“This is what I propose,” he continues: “We select a group of terminally ill patients and sever their heads without damaging their vocal apparatus…We then ask the heads to tell us what they observe.”
It’s a silly proposition, with all of the inevitable gore of a camp horror film. The novel’s charm comes in the mundane college novelesque vying for position of the doctors. They begin to do terrible things, worrying mostly about the logistics. Many of the best jokes have to do with Quintana’s incompetent attempts to woo Menendez, not to mention the foolhardy, “Argentine National Character.” In tenor, it reminds me of certain dark comedy films by Chabrol or Zulawski, films that are ostensibly thrillers, but are actually comedies of manners.
The overall mood is wise cracking and self-aware. There is a thread of modernism that centers wholly on institutes and hospitals. For people from the early 20th Century, the pettiness and systems of control that came to symbolize an emergent world. It’s evident in Franz Kafka, and Maurice Blanchot. Jakob von Gunten, the 1909 novel by Robert Walser, imagines an institute for servants. Walser lived out most of his adult life in a sanatorium. Thomas Mann’s 1924 masterpiece, The Magic Mountain, takes place in a sanatorium in the mountains of Switzerland. Antonin Artaud famously experienced hallucinations, living in asylums until his death. So this is, of course, a tongue-in-cheek evocation of high modernism.
The second half of the title wades into some common themes. There is an uncanny double.

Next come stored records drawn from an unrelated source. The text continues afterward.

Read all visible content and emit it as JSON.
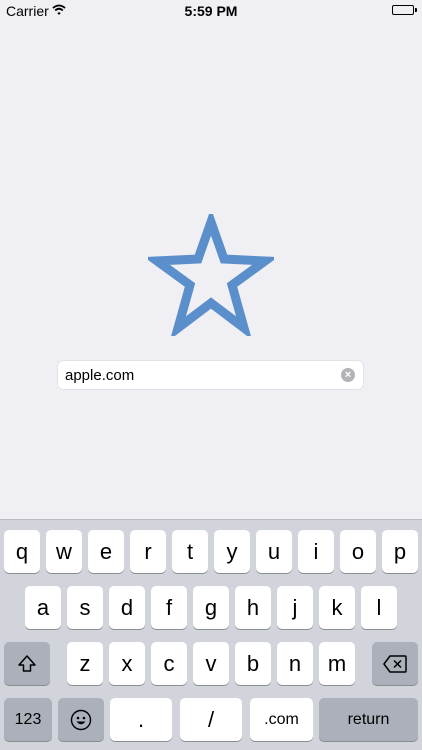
{
  "status_bar": {
    "carrier": "Carrier",
    "time": "5:59 PM"
  },
  "bookmark": {
    "icon": "star-outline-icon",
    "color": "#5a8fcb"
  },
  "url_field": {
    "value": "apple.com"
  },
  "keyboard": {
    "row1": [
      "q",
      "w",
      "e",
      "r",
      "t",
      "y",
      "u",
      "i",
      "o",
      "p"
    ],
    "row2": [
      "a",
      "s",
      "d",
      "f",
      "g",
      "h",
      "j",
      "k",
      "l"
    ],
    "row3": [
      "z",
      "x",
      "c",
      "v",
      "b",
      "n",
      "m"
    ],
    "numbers_label": "123",
    "dot_label": ".",
    "slash_label": "/",
    "dotcom_label": ".com",
    "return_label": "return"
  }
}
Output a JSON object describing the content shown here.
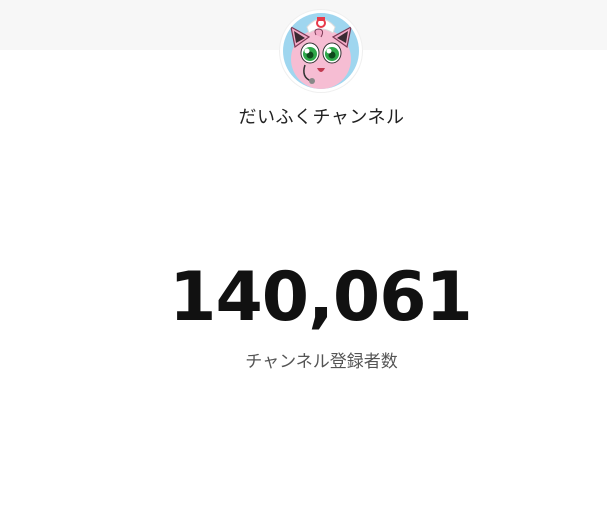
{
  "channel": {
    "name": "だいふくチャンネル",
    "avatar_icon": "jigglypuff-avatar-icon"
  },
  "subscribers": {
    "count": "140,061",
    "label": "チャンネル登録者数"
  },
  "colors": {
    "top_band": "#f7f7f7",
    "background": "#ffffff",
    "count_text": "#111111",
    "label_text": "#555555"
  }
}
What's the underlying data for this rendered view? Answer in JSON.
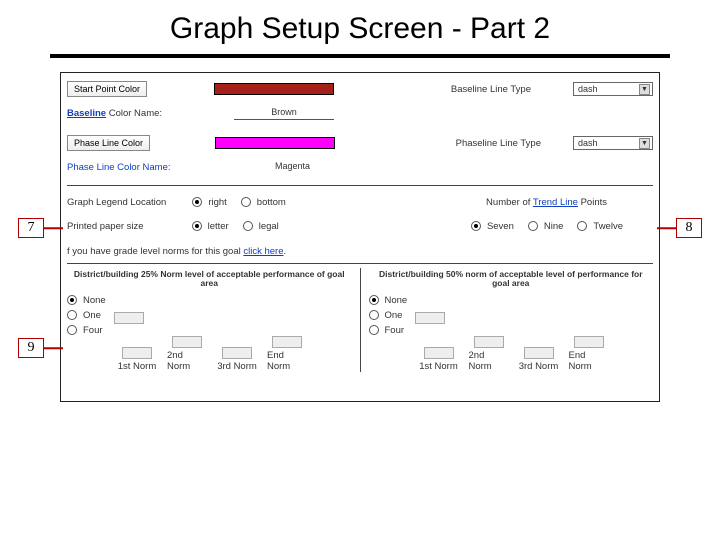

The art of the decomposing organism is highlighted, recalling Peter Greenaway’s bravura A Zed and Two Noughts, and some cliché thematic material on an enfant terrible of conceptual art.
And its familiarity with these tropes again allows Larraquay to focus on the style of storytelling.
Wit is almost priceless in literature, it makes any novel buoyant. Comemadre has wit in excess, spilling out over the pages, like an army of red ants, or the pools beneath a guillotine.
There’s a 1945 Three Stooges horror parody called: If a Body Meets a Body, complete with floating skulls, murdering butlers, and yes, dead bodies. In Larraquary’s text, “Comemadre” is the name of the flesh eating plant the doctors use to dispatch bodies. As you might imagine, it makes quick work of the corpses.
But in the afterglow, the information aura sticks around, to everyone’s dismay. The doctors and the artists, every character does horrible things, with little apparent incentive. So the best part of the book has to do with weak people being petty and jealous and mean to one another, forging a terrifically funny read. The action is all violence and humor without moralizing. And just maybe the meanness is the message, because like with Moe, Larry, and Curly, physical humor has an element of the embodied, and the many brain deaths of the Stooges mirror the inevitable critique in Comemadre of 19th century phrenology that localizes thinking or even the soul inside the head.
As the Three Stooges say, it’s ok if you have brains, just don’t let them get to your head. Bawdiness, lusty physical humor all emphasizes humans as thinking through bodies and the exchange of body experiences. Comemadre drives this home, and begins to explore the paradoxical way that after the bodies disappear, the thinking passes on in a hysterical danse macabre.